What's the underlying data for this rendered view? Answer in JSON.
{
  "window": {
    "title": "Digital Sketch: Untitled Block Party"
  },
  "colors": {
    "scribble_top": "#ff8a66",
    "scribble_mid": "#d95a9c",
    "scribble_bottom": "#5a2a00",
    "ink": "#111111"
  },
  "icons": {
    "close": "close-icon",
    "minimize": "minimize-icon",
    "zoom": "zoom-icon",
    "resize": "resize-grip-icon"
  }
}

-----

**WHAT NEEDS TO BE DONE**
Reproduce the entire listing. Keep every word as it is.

**YOUR RESPONSE**
What's the underlying data for this rendered view? Answer in JSON.
{
  "window": {
    "title": "Digital Sketch: Untitled Block Party"
  },
  "colors": {
    "scribble_top": "#ff8a66",
    "scribble_mid": "#d95a9c",
    "scribble_bottom": "#5a2a00",
    "ink": "#111111"
  },
  "icons": {
    "close": "close-icon",
    "minimize": "minimize-icon",
    "zoom": "zoom-icon",
    "resize": "resize-grip-icon"
  }
}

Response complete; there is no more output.